┌──
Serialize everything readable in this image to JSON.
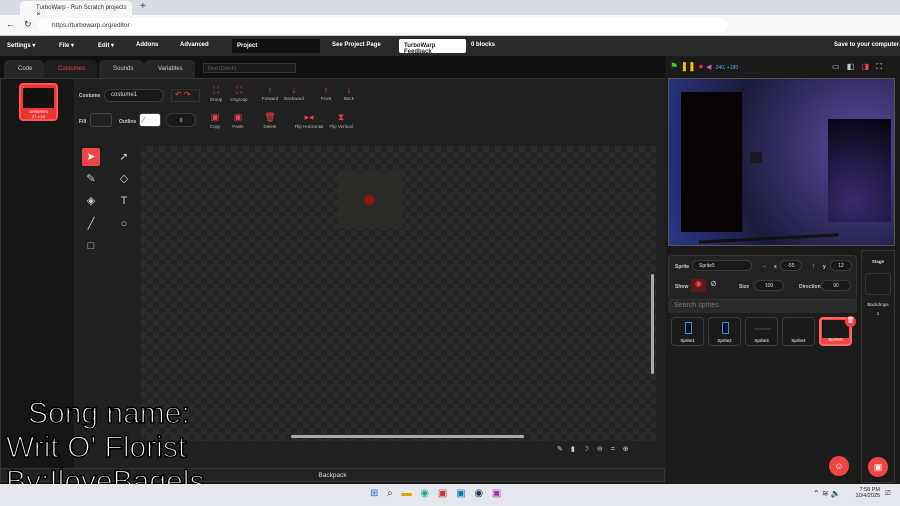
{
  "browser": {
    "tab_title": "TurboWarp - Run Scratch projects",
    "url": "https://turbowarp.org/editor"
  },
  "menu": {
    "settings": "Settings ▾",
    "file": "File ▾",
    "edit": "Edit ▾",
    "addons": "Addons",
    "advanced": "Advanced",
    "project_title": "Project",
    "see_project_page": "See Project Page",
    "feedback": "TurboWarp Feedback",
    "blocks": "0 blocks",
    "save": "Save to your computer"
  },
  "tabs": {
    "code": "Code",
    "costumes": "Costumes",
    "sounds": "Sounds",
    "variables": "Variables",
    "find_placeholder": "Find (Ctrl+F)"
  },
  "costume_list": [
    {
      "index": "1",
      "name": "costume1",
      "size": "27 x 25"
    }
  ],
  "paint": {
    "costume_label": "Costume",
    "costume_name": "costume1",
    "group": "Group",
    "ungroup": "Ungroup",
    "forward": "Forward",
    "backward": "Backward",
    "front": "Front",
    "back": "Back",
    "fill": "Fill",
    "outline": "Outline",
    "outline_width": "0",
    "copy": "Copy",
    "paste": "Paste",
    "delete": "Delete",
    "flip_h": "Flip Horizontal",
    "flip_v": "Flip Vertical"
  },
  "stage_header": {
    "coords": "-240, +180"
  },
  "sprite_info": {
    "sprite_label": "Sprite",
    "sprite_name": "Sprite5",
    "x_label": "x",
    "x": "-55",
    "y_label": "y",
    "y": "12",
    "show_label": "Show",
    "size_label": "Size",
    "size": "100",
    "direction_label": "Direction",
    "direction": "90"
  },
  "search_placeholder": "Search sprites",
  "sprites": [
    "Sprite1",
    "Sprite2",
    "Sprite3",
    "Sprite4",
    "Sprite5"
  ],
  "stage_pane": {
    "title": "Stage",
    "backdrops_label": "Backdrops",
    "backdrops_count": "1"
  },
  "backpack": "Backpack",
  "overlay": {
    "line1": "Song name:",
    "line2": "Writ O' Florist",
    "line3": "By:IloveBagels"
  },
  "taskbar": {
    "time": "7:58 PM",
    "date": "10/4/2025"
  },
  "colors": {
    "accent": "#f04545",
    "menubar": "#2a2a2a"
  }
}
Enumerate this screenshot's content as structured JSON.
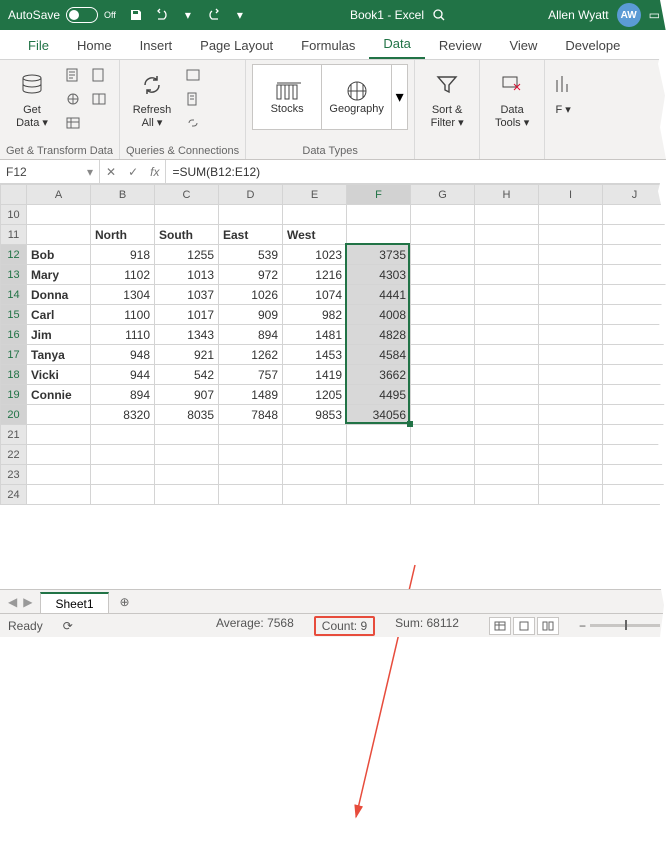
{
  "titlebar": {
    "autosave_label": "AutoSave",
    "autosave_state": "Off",
    "doc_title": "Book1 - Excel",
    "user_name": "Allen Wyatt",
    "user_initials": "AW"
  },
  "tabs": [
    "File",
    "Home",
    "Insert",
    "Page Layout",
    "Formulas",
    "Data",
    "Review",
    "View",
    "Develope"
  ],
  "active_tab": "Data",
  "ribbon": {
    "group1": {
      "label": "Get & Transform Data",
      "big": "Get\nData"
    },
    "group2": {
      "label": "Queries & Connections",
      "big": "Refresh\nAll"
    },
    "group3": {
      "label": "Data Types",
      "items": [
        "Stocks",
        "Geography"
      ]
    },
    "group4": {
      "big": "Sort &\nFilter"
    },
    "group5": {
      "big": "Data\nTools"
    },
    "group6": {
      "big": "F"
    }
  },
  "namebox": "F12",
  "formula": "=SUM(B12:E12)",
  "columns": [
    "A",
    "B",
    "C",
    "D",
    "E",
    "F",
    "G",
    "H",
    "I",
    "J"
  ],
  "first_row": 10,
  "row_count": 15,
  "headers_row": 11,
  "headers": {
    "B": "North",
    "C": "South",
    "D": "East",
    "E": "West"
  },
  "data_rows": [
    {
      "r": 12,
      "A": "Bob",
      "B": 918,
      "C": 1255,
      "D": 539,
      "E": 1023,
      "F": 3735
    },
    {
      "r": 13,
      "A": "Mary",
      "B": 1102,
      "C": 1013,
      "D": 972,
      "E": 1216,
      "F": 4303
    },
    {
      "r": 14,
      "A": "Donna",
      "B": 1304,
      "C": 1037,
      "D": 1026,
      "E": 1074,
      "F": 4441
    },
    {
      "r": 15,
      "A": "Carl",
      "B": 1100,
      "C": 1017,
      "D": 909,
      "E": 982,
      "F": 4008
    },
    {
      "r": 16,
      "A": "Jim",
      "B": 1110,
      "C": 1343,
      "D": 894,
      "E": 1481,
      "F": 4828
    },
    {
      "r": 17,
      "A": "Tanya",
      "B": 948,
      "C": 921,
      "D": 1262,
      "E": 1453,
      "F": 4584
    },
    {
      "r": 18,
      "A": "Vicki",
      "B": 944,
      "C": 542,
      "D": 757,
      "E": 1419,
      "F": 3662
    },
    {
      "r": 19,
      "A": "Connie",
      "B": 894,
      "C": 907,
      "D": 1489,
      "E": 1205,
      "F": 4495
    },
    {
      "r": 20,
      "A": "",
      "B": 8320,
      "C": 8035,
      "D": 7848,
      "E": 9853,
      "F": 34056
    }
  ],
  "selection": {
    "col": "F",
    "rows": [
      12,
      20
    ]
  },
  "sheets": {
    "nav": [
      "◀",
      "▶"
    ],
    "active": "Sheet1"
  },
  "status": {
    "ready": "Ready",
    "loading": "⟳",
    "average": "Average: 7568",
    "count": "Count: 9",
    "sum": "Sum: 68112"
  }
}
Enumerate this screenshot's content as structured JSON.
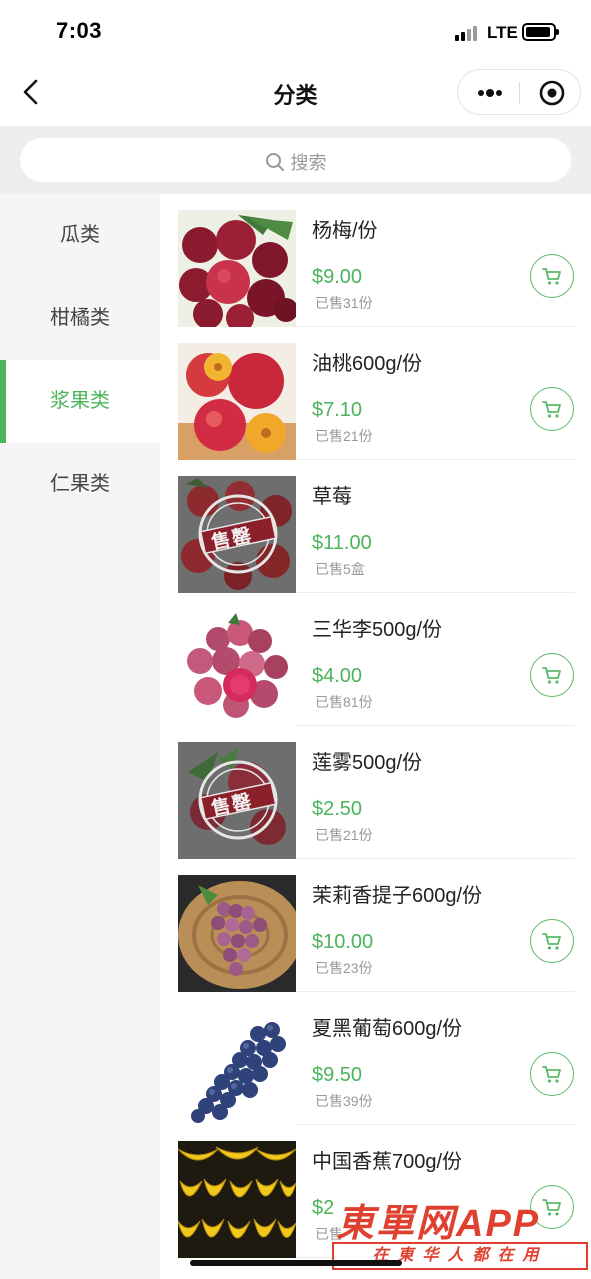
{
  "status_bar": {
    "time": "7:03",
    "network": "LTE"
  },
  "nav": {
    "title": "分类"
  },
  "search": {
    "placeholder": "搜索"
  },
  "categories": [
    {
      "label": "瓜类",
      "active": false
    },
    {
      "label": "柑橘类",
      "active": false
    },
    {
      "label": "浆果类",
      "active": true
    },
    {
      "label": "仁果类",
      "active": false
    }
  ],
  "products": [
    {
      "name": "杨梅/份",
      "price": "$9.00",
      "sold": "已售31份",
      "sold_out": false
    },
    {
      "name": "油桃600g/份",
      "price": "$7.10",
      "sold": "已售21份",
      "sold_out": false
    },
    {
      "name": "草莓",
      "price": "$11.00",
      "sold": "已售5盒",
      "sold_out": true
    },
    {
      "name": "三华李500g/份",
      "price": "$4.00",
      "sold": "已售81份",
      "sold_out": false
    },
    {
      "name": "莲雾500g/份",
      "price": "$2.50",
      "sold": "已售21份",
      "sold_out": true
    },
    {
      "name": "茉莉香提子600g/份",
      "price": "$10.00",
      "sold": "已售23份",
      "sold_out": false
    },
    {
      "name": "夏黑葡萄600g/份",
      "price": "$9.50",
      "sold": "已售39份",
      "sold_out": false
    },
    {
      "name": "中国香蕉700g/份",
      "price": "$2",
      "sold": "已售",
      "sold_out": false
    }
  ],
  "sold_out_stamp": "售罄",
  "watermark": {
    "title": "東單网APP",
    "subtitle": "在東华人都在用"
  },
  "colors": {
    "accent": "#4bb45a",
    "watermark": "#e0402f",
    "sidebar_bg": "#f5f5f5"
  }
}
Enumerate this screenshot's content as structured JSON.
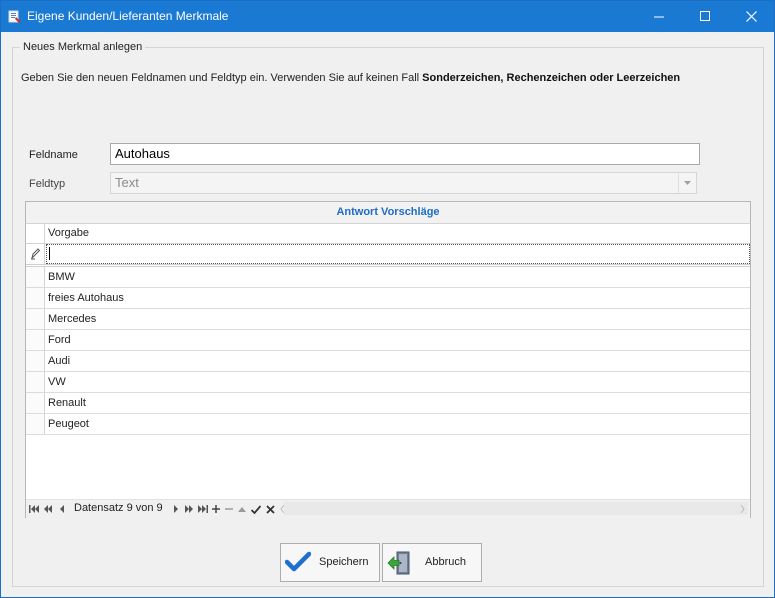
{
  "window": {
    "title": "Eigene Kunden/Lieferanten Merkmale",
    "minimize_icon": "minimize-icon",
    "maximize_icon": "maximize-icon",
    "close_icon": "close-icon"
  },
  "group": {
    "label": "Neues Merkmal anlegen",
    "intro_plain": "Geben Sie den neuen Feldnamen und Feldtyp ein. Verwenden Sie auf keinen Fall ",
    "intro_bold": "Sonderzeichen, Rechenzeichen oder Leerzeichen"
  },
  "form": {
    "feldname_label": "Feldname",
    "feldname_value": "Autohaus",
    "feldtyp_label": "Feldtyp",
    "feldtyp_value": "Text"
  },
  "grid": {
    "caption": "Antwort Vorschläge",
    "column": "Vorgabe",
    "new_row_value": "",
    "rows": [
      "BMW",
      "freies Autohaus",
      "Mercedes",
      "Ford",
      "Audi",
      "VW",
      "Renault",
      "Peugeot"
    ],
    "navigator_text": "Datensatz 9 von 9"
  },
  "buttons": {
    "save_label": "Speichern",
    "cancel_label": "Abbruch"
  },
  "colors": {
    "titlebar": "#1a79d2",
    "caption_text": "#1e6dc2"
  }
}
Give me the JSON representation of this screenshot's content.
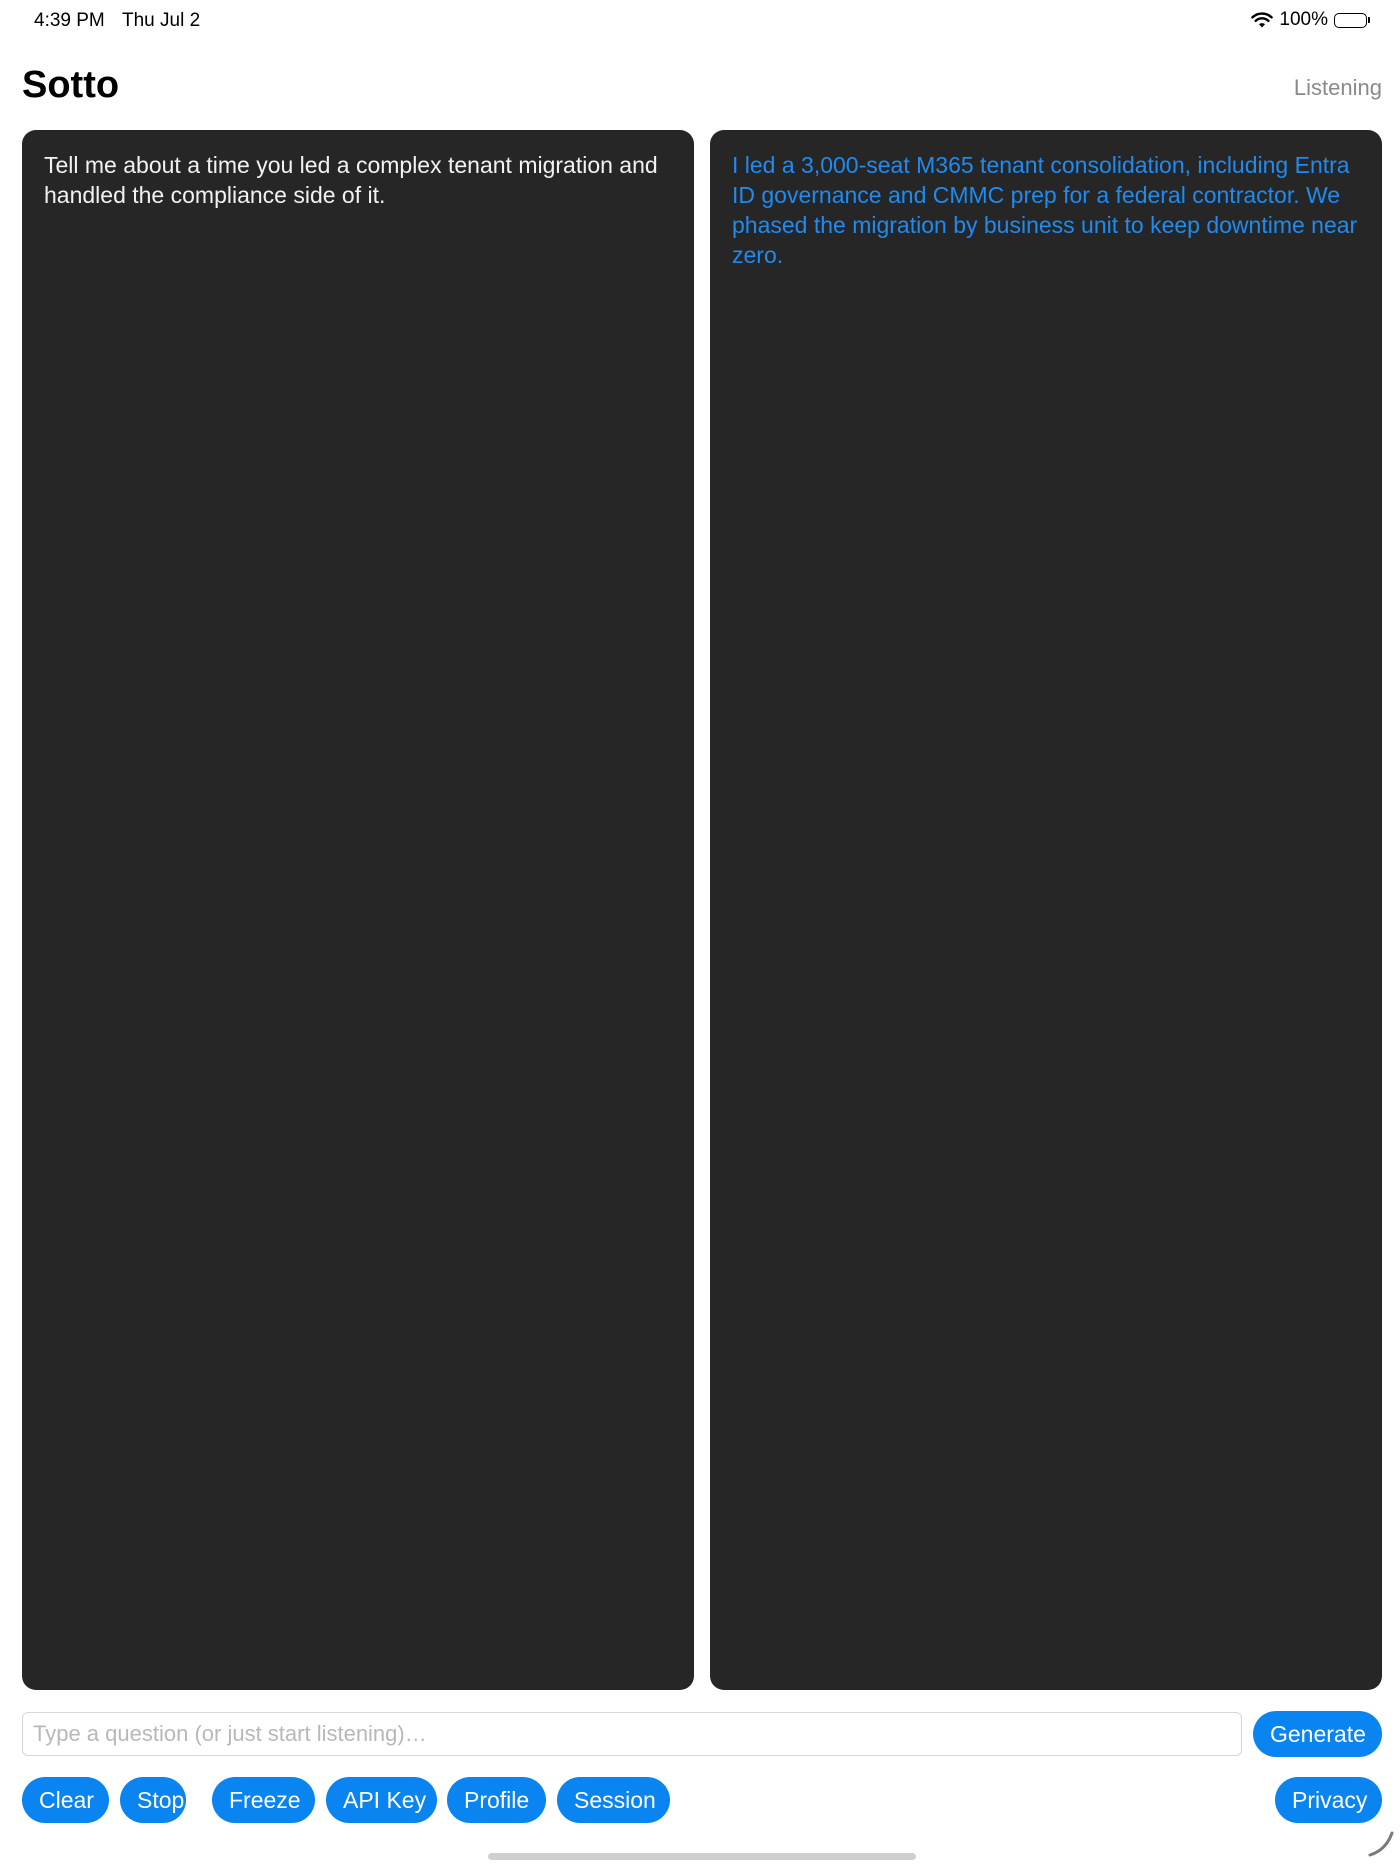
{
  "status_bar": {
    "time": "4:39 PM",
    "date": "Thu Jul 2",
    "battery": "100%",
    "icons": [
      "wifi-icon",
      "battery-icon"
    ]
  },
  "header": {
    "title": "Sotto",
    "status": "Listening"
  },
  "panels": {
    "question": "Tell me about a time you led a complex tenant migration and handled the compliance side of it.",
    "answer": "I led a 3,000-seat M365 tenant consolidation, including Entra ID governance and CMMC prep for a federal contractor. We phased the migration by business unit to keep downtime near zero."
  },
  "input": {
    "value": "",
    "placeholder": "Type a question (or just start listening)…"
  },
  "buttons": {
    "generate": "Generate",
    "clear": "Clear",
    "stop": "Stop",
    "freeze": "Freeze",
    "api_key": "API Key",
    "profile": "Profile",
    "session": "Session",
    "privacy": "Privacy"
  },
  "colors": {
    "accent": "#0a84f0",
    "answer_text": "#1f8bf0",
    "panel_bg": "#262627",
    "question_text": "#f2f2f2",
    "status_text": "#8a8a8e"
  }
}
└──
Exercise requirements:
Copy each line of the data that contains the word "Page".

Expected answer:
    "see_project_page": "See Project Page",
    "Page Layout",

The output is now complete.